I feel that she will be writing a sequel. She left some unanswered questions. I won't ruin the story for you but I will say... it's all in a NAME...
The plot and premise of Wintersong were fantastic – I loved the underground; its laws, the parties, the Goblin King, was all phenomenally written. I LIVED for the stories of former Goblin Kings, and stories of the current King’s own past. Which brings me to the next thing I loved about the book – The Goblin King. Dear lord, I adored him. He was playful, sexy, mysterious, and mercurial. All of the things I love in a dark and brooding male lead.
I feel as though a lot of readers were turned off by the music in the book. I could see how it may drag on a bit, the descriptions did get a bit long. I, for one, enjoyed it. It was beautifully written and essential to the plot. The plot was structured around the music in Elisabeth’s soul – and I enjoyed how S Jae-Jones incorporated it.
What I didn’t like, however, was Elisabeth. There were chunks of the book during which she just…annoyed me. She was so JEALOUS of her sister, of her brother, of everyone. She was unsure of The Goblin King, often twisting his words to make them seem harsh and hurtful. Half of the “cruel” things he said, she provoked him to say. It really annoyed me. Towards the end of the book, as she gained confidence, I started to enjoy her as a narrator, but the beginning of Wintersong was a struggle for me, purely because of her attitude at times.

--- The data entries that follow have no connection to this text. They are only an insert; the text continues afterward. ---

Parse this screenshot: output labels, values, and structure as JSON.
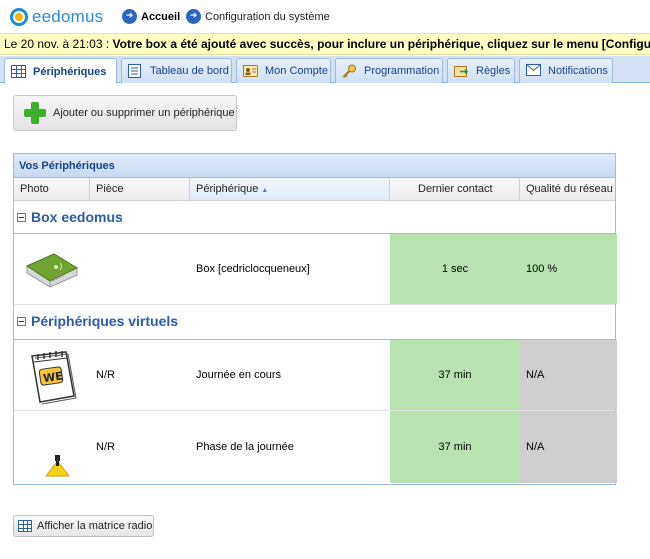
{
  "header": {
    "logo_text": "eedomus",
    "home_label": "Accueil",
    "config_label": "Configuration du système"
  },
  "message": {
    "date": "Le 20 nov. à 21:03 : ",
    "text": "Votre box a été ajouté avec succès, pour inclure un périphérique, cliquez sur le menu [Configuration]"
  },
  "tabs": [
    {
      "label": "Périphériques",
      "icon": "grid-icon",
      "active": true
    },
    {
      "label": "Tableau de bord",
      "icon": "dashboard-icon",
      "active": false
    },
    {
      "label": "Mon Compte",
      "icon": "user-icon",
      "active": false
    },
    {
      "label": "Programmation",
      "icon": "key-icon",
      "active": false
    },
    {
      "label": "Règles",
      "icon": "rules-icon",
      "active": false
    },
    {
      "label": "Notifications",
      "icon": "mail-icon",
      "active": false
    }
  ],
  "add_button_label": "Ajouter ou supprimer un périphérique",
  "panel": {
    "title": "Vos Périphériques",
    "columns": [
      "Photo",
      "Pièce",
      "Périphérique",
      "Dernier contact",
      "Qualité du réseau"
    ],
    "sorted_column": "Périphérique",
    "groups": [
      {
        "title": "Box eedomus",
        "rows": [
          {
            "photo": "box-device-icon",
            "room": "",
            "device": "Box [cedriclocqueneux]",
            "last_contact": "1 sec",
            "quality": "100 %"
          }
        ]
      },
      {
        "title": "Périphériques virtuels",
        "rows": [
          {
            "photo": "calendar-we-icon",
            "room": "N/R",
            "device": "Journée en cours",
            "last_contact": "37 min",
            "quality": "N/A"
          },
          {
            "photo": "lamp-icon",
            "room": "N/R",
            "device": "Phase de la journée",
            "last_contact": "37 min",
            "quality": "N/A"
          }
        ]
      }
    ]
  },
  "matrix_button_label": "Afficher la matrice radio",
  "colors": {
    "ok_green": "#b8e3b1",
    "na_grey": "#cfcfcf",
    "accent_blue": "#15428b",
    "message_yellow": "#ffffc4"
  }
}
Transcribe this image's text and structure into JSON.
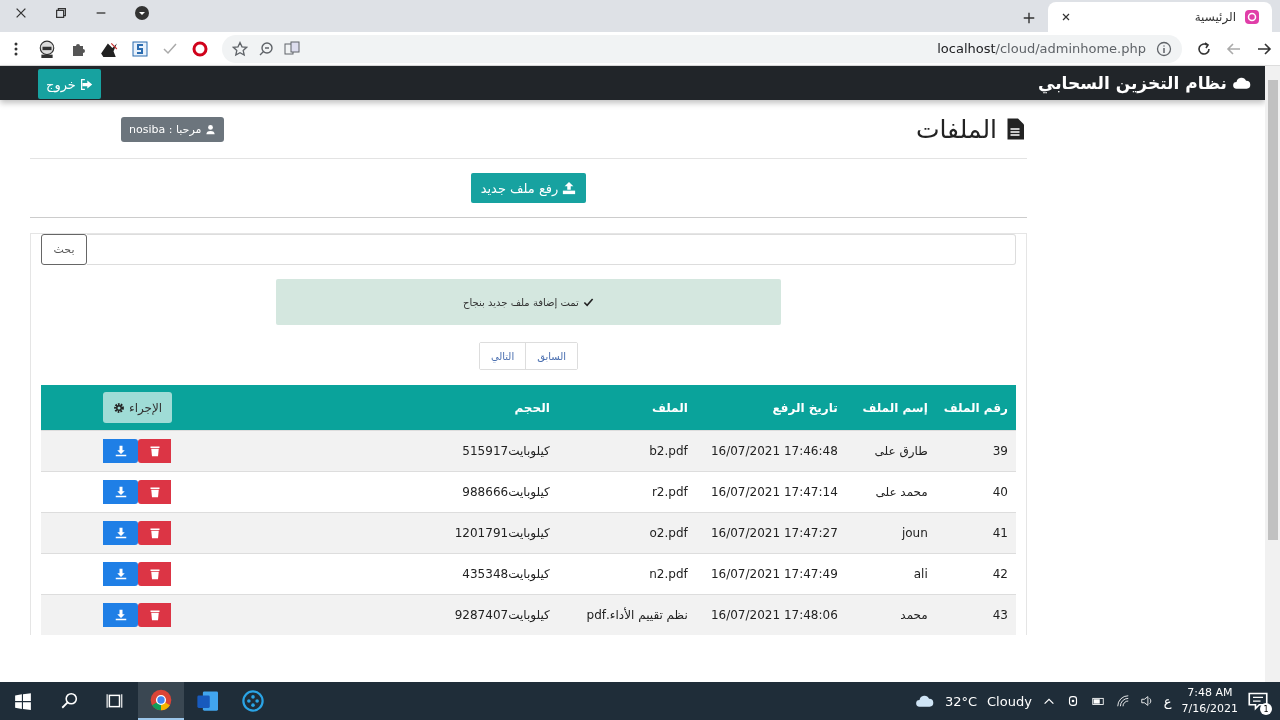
{
  "browser": {
    "tab_title": "الرئيسية",
    "url_host": "localhost",
    "url_path": "/cloud/adminhome.php"
  },
  "navbar": {
    "brand": "نظام التخزين السحابي",
    "logout": "خروج"
  },
  "page": {
    "title": "الملفات",
    "welcome": "مرحبا : nosiba",
    "upload": "رفع ملف جديد",
    "search_button": "بحث",
    "alert": "تمت إضافة ملف جديد بنجاح",
    "pagination": [
      "السابق",
      "التالي"
    ]
  },
  "table": {
    "columns": [
      "رقم الملف",
      "إسم الملف",
      "تاريخ الرفع",
      "الملف",
      "الحجم"
    ],
    "action_header": "الإجراء",
    "rows": [
      {
        "cells": [
          "39",
          "طارق على",
          "16/07/2021 17:46:48",
          "b2.pdf",
          "515917كيلوبايت"
        ]
      },
      {
        "cells": [
          "40",
          "محمد على",
          "16/07/2021 17:47:14",
          "r2.pdf",
          "988666كيلوبايت"
        ]
      },
      {
        "cells": [
          "41",
          "joun",
          "16/07/2021 17:47:27",
          "o2.pdf",
          "1201791كيلوبايت"
        ]
      },
      {
        "cells": [
          "42",
          "ali",
          "16/07/2021 17:47:49",
          "n2.pdf",
          "435348كيلوبايت"
        ]
      },
      {
        "cells": [
          "43",
          "محمد",
          "16/07/2021 17:48:06",
          "نظم تقييم الأداء.pdf",
          "9287407كيلوبايت"
        ]
      }
    ]
  },
  "taskbar": {
    "temperature": "32°C",
    "condition": "Cloudy",
    "language": "ع",
    "time": "7:48 AM",
    "date": "7/16/2021",
    "notifications": "1"
  }
}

That being said, overall I think it was a beautiful book. It was well written, kept me intrigued, and got to me emotionally. I cried throughout the entire last chapter, although the ending did remind me a bit of Titanic (HE COULD HAVE FIT ON THE DAMN DOOR ROSE). Those of you who have read the book may understand this particular reference’s relevance. If you’re curious, message me for an explanation.
My Takeaway: There were elements of the book that frustrated me, but overall it was an enjoyable read. I was lucky enough to receive Shadowsong from the publisher and will be starting it the moment I publish this review! Look for my review of it within the next few days!
Most recent customer reviews
Pros: enjoyed the music theme. The Goblins / Goblin King were great characters.
Con: The main character is horrendous.Read more